Ukraine’s prime minister, Oleksiy Honcharuk, has said that achieving 40 per cent GDP growth over the next five years is a “quite realistic and achievable goal”, but added that it can only be achieved if reforms are carried out, the Ukrainian press has reported.
Speaking at the Re:Think Invest in Ukraine Forum in Mariupol, Mr Honcharuk emphasised that the signing of a new, long-term cooperation programme with the International Monetary Fund (IMF) would be a clear signal for international players, proving that the country’s macroeconomic foundations for further growth are strong.
This growth, however, will not happen without eliminating corruption and making the court system fair, he added.
Mr Honcharuk confirmed that the IMF’s mission will be back in Kyiv in early November to continue negotiations on a new standby arrangement.
According to the National Bank of Ukraine, the government should seek a long-term programme totalling around 8-10 billion US dollars and receive the first tranche – roughly two billion US dollars – as early as the end of this year.
The Ukrainian PM also announced that he had signed a memorandum with European Bank for Reconstruction and Development (EBRD) vice president Alain Pilloux on a regional road financing programme providing loans for infrastructure development in the Kherson region. The first tranche amounts to 300 million euros.

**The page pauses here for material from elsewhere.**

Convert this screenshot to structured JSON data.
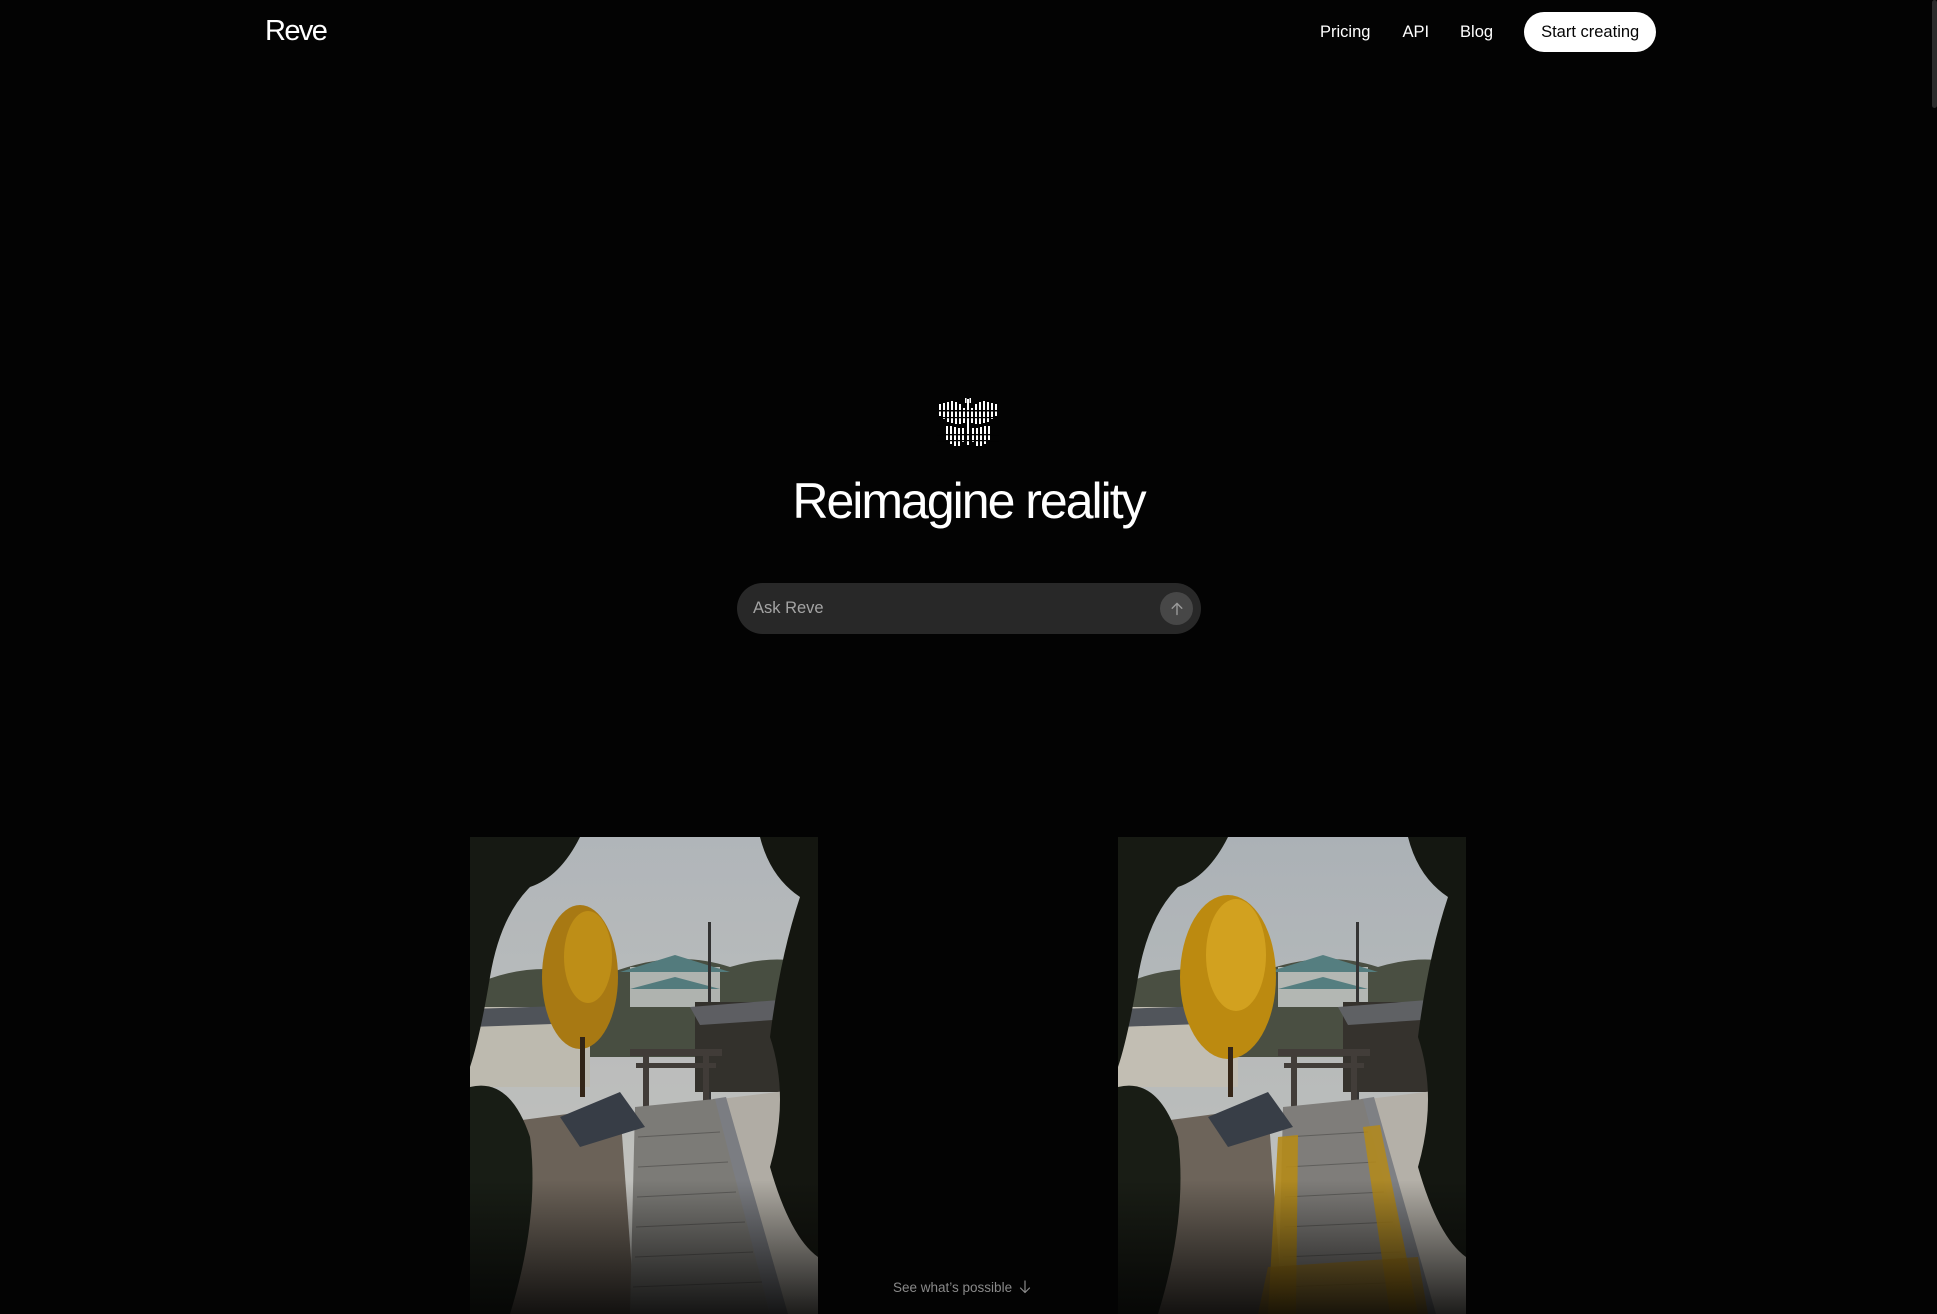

“We are now on the verge of an economic breakthrough. We are all confident, we really believe in it and are doing everything for this,” Ukraine’s president Volodymyr Zelensky told the audience in Mariupol, noting that the country “is becoming a truly stable and predictable market with significant opportunities for business expansion.”